Although the couple divorced in 1958, they continued a professional relationship, appearing together from time to time. Unlike film, radio was a different matter and Lily remained an enduring favorite. In addition, she entertained troops once again, this time during WWII, touring battlefields in North Africa and Asia.


In the 1950's, she made several singing/speaking appearances on TV variety shows, including "The Bob Hope Show," "The Ed Sullivan Show," "The Colgate Comedy Show," "The Tennessee Ernie Ford Show," "All-Star Revue," "The Eddie Fisher Show" and "Kraft Music Hall. " She would also be featured on "Person to Person" with Edward R. Murrow and honored on "This Is Your Life.


Lily would be seen once more, in a special guest cameo, with the dramatic musical Carnegie Hall (1947) in which she sang the "The Bell Song" from her signature opera "Lakme. " Other classical vocalist cameos included Ezio Pinza, Jan Peerce and Risë Stevens.


In 1938, Lily married Russian-American conductor Andre Kostelanetz and a beautiful collaboration began. For over three decades, they would appear together in concert. During this time, she became one of the highest paid performers in history and recorded for RCA Records.

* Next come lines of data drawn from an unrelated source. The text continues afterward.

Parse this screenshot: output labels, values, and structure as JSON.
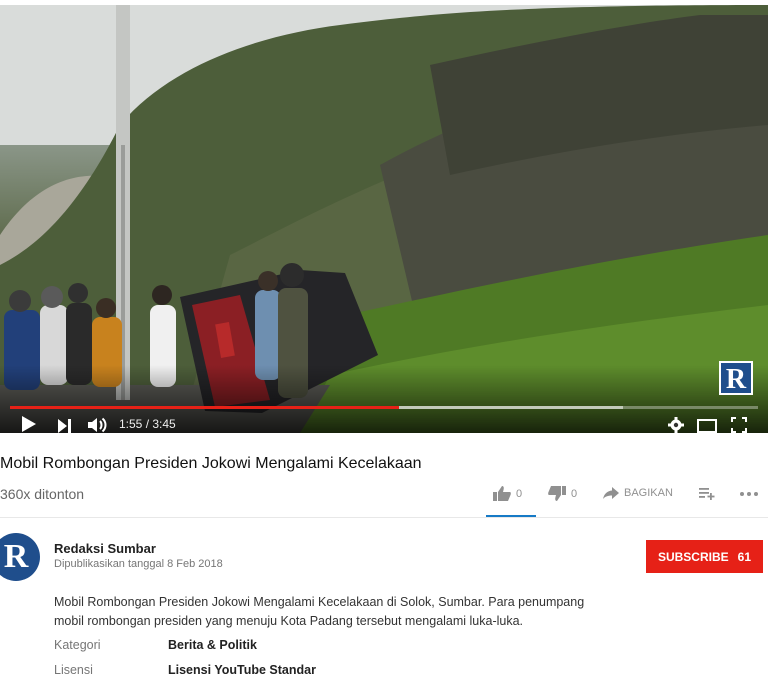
{
  "video": {
    "watermark": "R",
    "progress_fraction": 0.52,
    "buffer_fraction": 0.82,
    "time": "1:55 / 3:45",
    "accent_color": "#e62117"
  },
  "info": {
    "title": "Mobil Rombongan Presiden Jokowi Mengalami Kecelakaan",
    "views": "360x ditonton",
    "likes": "0",
    "dislikes": "0",
    "share_label": "BAGIKAN"
  },
  "channel": {
    "avatar_letter": "R",
    "name": "Redaksi Sumbar",
    "published": "Dipublikasikan tanggal 8 Feb 2018",
    "subscribe_label": "SUBSCRIBE",
    "subscriber_count": "61"
  },
  "description": {
    "line1": "Mobil Rombongan Presiden Jokowi Mengalami Kecelakaan di Solok, Sumbar. Para penumpang",
    "line2": "mobil rombongan presiden yang menuju Kota Padang tersebut mengalami luka-luka."
  },
  "meta": {
    "category_label": "Kategori",
    "category_value": "Berita & Politik",
    "license_label": "Lisensi",
    "license_value": "Lisensi YouTube Standar"
  },
  "icons": [
    "play-icon",
    "next-icon",
    "volume-icon",
    "settings-icon",
    "theater-icon",
    "fullscreen-icon",
    "like-icon",
    "dislike-icon",
    "share-icon",
    "add-to-playlist-icon",
    "more-icon"
  ]
}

After filming her trio of romantic musical comedies -- I Dream Too Much (1935) opposite Henry Fonda; That Girl from Paris (1936) co-starring Jack Oakie and MacDonald's husband Gene Raymond; and Hitting a New High (1937) with Oakie again and John Howard -- she quietly retired from the screen.


She debuted at the Met in 1931 and was instantly revered for her critically-lauded performance as "Lucia de Lammermoor. " She exuded beauty, charm, range and glamour, making her one of the most popular prima donnas of her time. Specializing in French and Italian coloratura parts, she later became a durable figure at the Met, remaining with the company for nearly three decades. She was the first soprano who could reach the high "F", composer Delibes wrote in his opera "Lakme. " "The Bell Song" from the aforementioned opera, became her signature piece. Though she possessed a rather small voice, it is rightly stated that Pons could hold a high "D" for nearly a minute. Lily's international success eventually crossed over into Hollywood movies where plush operettas were all the rage. Pons would star in three vehicle films, the least number compared to her warbling rivals at the time, Jeanette MacDonald, Gladys Swarthout and Grace Moore.


Pons made her professional debut in the difficult title role of "Lakme" in 1928. She continued to sing at Paris opera houses, building up her repertoire with roles as Gilda in "Rigoletto," Violetta in "La Traviata," Olympia in "The Tales of Hoffmann," and Rosina in "The Barber of Seville" would be included in her repertoire.


In 1925, Lili's singing skills began to eclipse her piano talents. Encouraged by soprano Dyna Beumer, she also met and later married August Mesritz, a successful publisher, who agreed to fund her singing career. Studying in Paris, she took up intently with opera singer and entrepreneur Alberto de Gorostiaga and French soprano Alice Zeppilli. Ms.


At the onset of World War I in 1914, which interrupted her education, Lili moved to Cannes with her mother and younger sister where she played piano and sang for French troops at special events.


Of Italian and French ancestry, famed operatic soprano Lily Pons was born Alice Josephine Pons near Cannes, France in 1898. She studied the piano as a child and entered the Paris Conservatoire at age 13.